For chemicals not already on the Australian Inventory of Chemical Substances (AICS), there will be three classes of chemicals based on risk. Categorisation of chemicals into the classes will be self-determined by industry, based on the application of a risk matrix that plots hazard and exposure indicators.

1.  Exempted - very low risk chemicals

For Exempted chemicals there will be automatic market entry and post-market compliance checks by NICNAS.

2. Reported - low risk chemicals

For Reported chemicals, introducers must provide pre-market notification to NICNAS and complete an annual compliance declaration. NICNAS will undertake a post-market audit of approximately 10% of the introduced chemicals in this class.

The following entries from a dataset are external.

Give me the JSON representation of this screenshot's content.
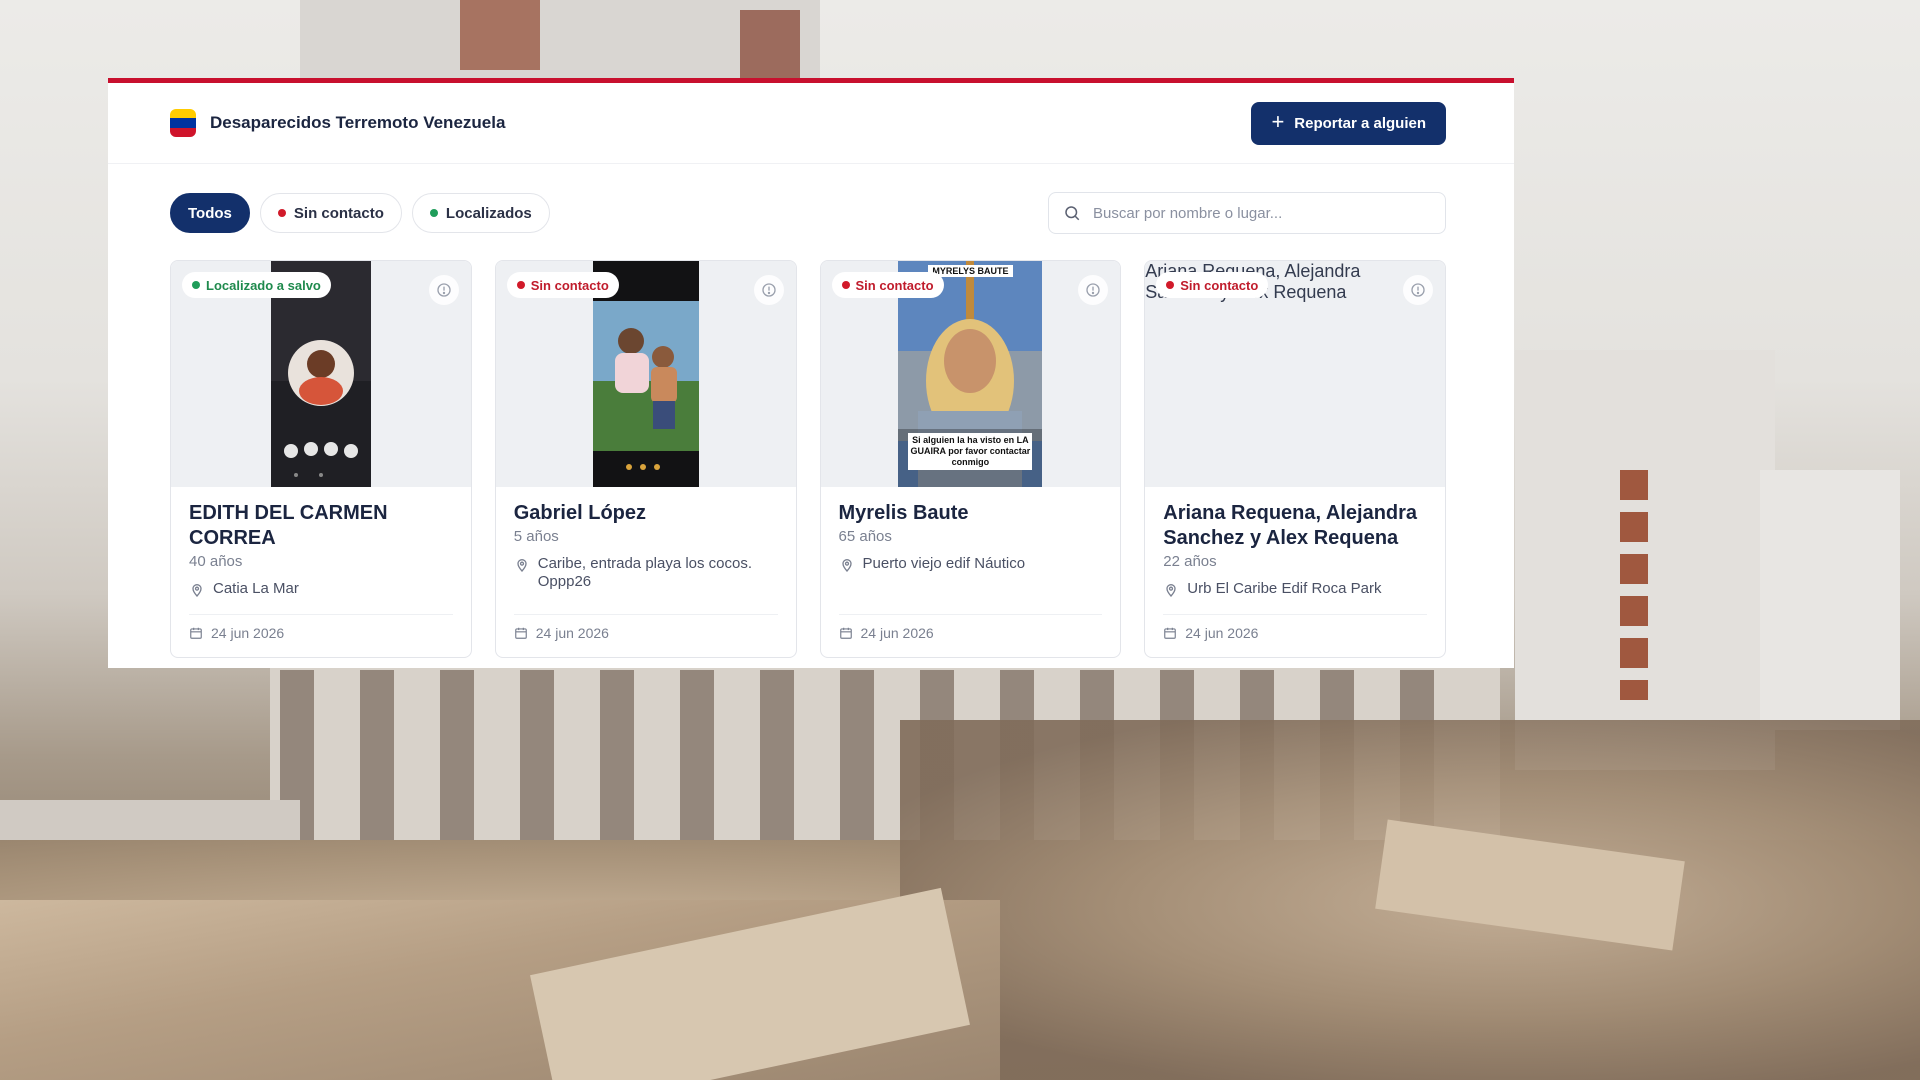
{
  "header": {
    "title": "Desaparecidos Terremoto Venezuela",
    "report_label": "Reportar a alguien",
    "flag_colors": [
      "#ffcc00",
      "#0033a0",
      "#cf142b"
    ]
  },
  "filters": [
    {
      "label": "Todos",
      "active": true
    },
    {
      "label": "Sin contacto",
      "dot": "#d11a2a"
    },
    {
      "label": "Localizados",
      "dot": "#1f9d5a"
    }
  ],
  "search": {
    "placeholder": "Buscar por nombre o lugar..."
  },
  "cards": [
    {
      "status": "Localizado a salvo",
      "status_type": "found",
      "name": "EDITH DEL CARMEN CORREA",
      "age": "40 años",
      "location": "Catia La Mar",
      "date": "24 jun 2026"
    },
    {
      "status": "Sin contacto",
      "status_type": "missing",
      "name": "Gabriel López",
      "age": "5 años",
      "location": "Caribe, entrada playa los cocos. Oppp26",
      "date": "24 jun 2026"
    },
    {
      "status": "Sin contacto",
      "status_type": "missing",
      "name": "Myrelis Baute",
      "age": "65 años",
      "location": "Puerto viejo edif Náutico",
      "date": "24 jun 2026",
      "photo_caption_top": "MYRELYS BAUTE",
      "photo_caption_bottom": "Si alguien la ha visto en LA GUAIRA por favor contactar conmigo"
    },
    {
      "status": "Sin contacto",
      "status_type": "missing",
      "name": "Ariana Requena, Alejandra Sanchez y Alex Requena",
      "age": "22 años",
      "location": "Urb El Caribe Edif Roca Park",
      "date": "24 jun 2026",
      "photo_alt": "Ariana Requena, Alejandra Sanchez y Alex Requena"
    }
  ],
  "accent": "#c8102e",
  "primary": "#13306b"
}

The only way for an Exempted or Reported chemical to be placed on the AICS will be following a NICNAS assessment and the issuance of an assessment certificate.

3. Assessed - medium risk chemicals

Assessed chemicals will include all chemicals that do not meet hazard and exposure criteria for Exempted and Reported chemicals. For Assessed chemicals, pre-market assessment will be undertaken by NICNAS, a summary of the assessment will be published on the NICNAS website and targeted post-market audit/assessment by NICNAS will occur.

A number of other reforms are set out in the first consultation paper, including in relation to:

  • improving the risk matrix's accuracy in assessing risk by combing use and volume in the risk matrix to rank new chemicals into exposure bands and then taking into account their hazard profiles,  
  • in relation to volume, categorising chemicals based on the volume of chemical released to the environment during use (rather than volume introduced into Australia),  
  • the use of international information by introducers to help determine whether chemicals meet the criteria for Exempted or Reported chemicals,  
  • streamlining of the pre-market assessment process for Assessed chemicals,  
  • changes to the possible regulatory outcomes of an assessment of an Assessed chemical, and  
  • changes to NICNAC's compliance and enforcement tools, including requiring the production of documents, being able to issue improvement and prohibition notices and revoke assessment certificates.

Second consultation paper

Additional reforms that are proposed in the second consultation paper arising from the first round of public consultation include:

  • the provision of a categorisation advisory service by NICNAS to assist the sector in categorising chemicals into the three risk classes,  
  • under the risk matrix for characterising chemicals, chemicals that fall into exposure band 1 (i.e. very low exposure) would automatically be characterised as Exempted and not need to undergo hazard characterisation as part of the pre-market risk assessment conducted by importers,  
  • the proposed assessment timeframe for Assessed chemicals will be reduced from 120 days to 90 days,  
  • requirements for information used to determine any risks of introducing the chemical will be more flexible, including greater acceptance of data from analogues and non-animal testing methods, and  
  • introduction of an automated, online declaration system to simplify the annual compliance declaration for Reported chemicals.

Submissions on the second consultation paper close on 30 March 2016.

The second consultation paper can be accessed here.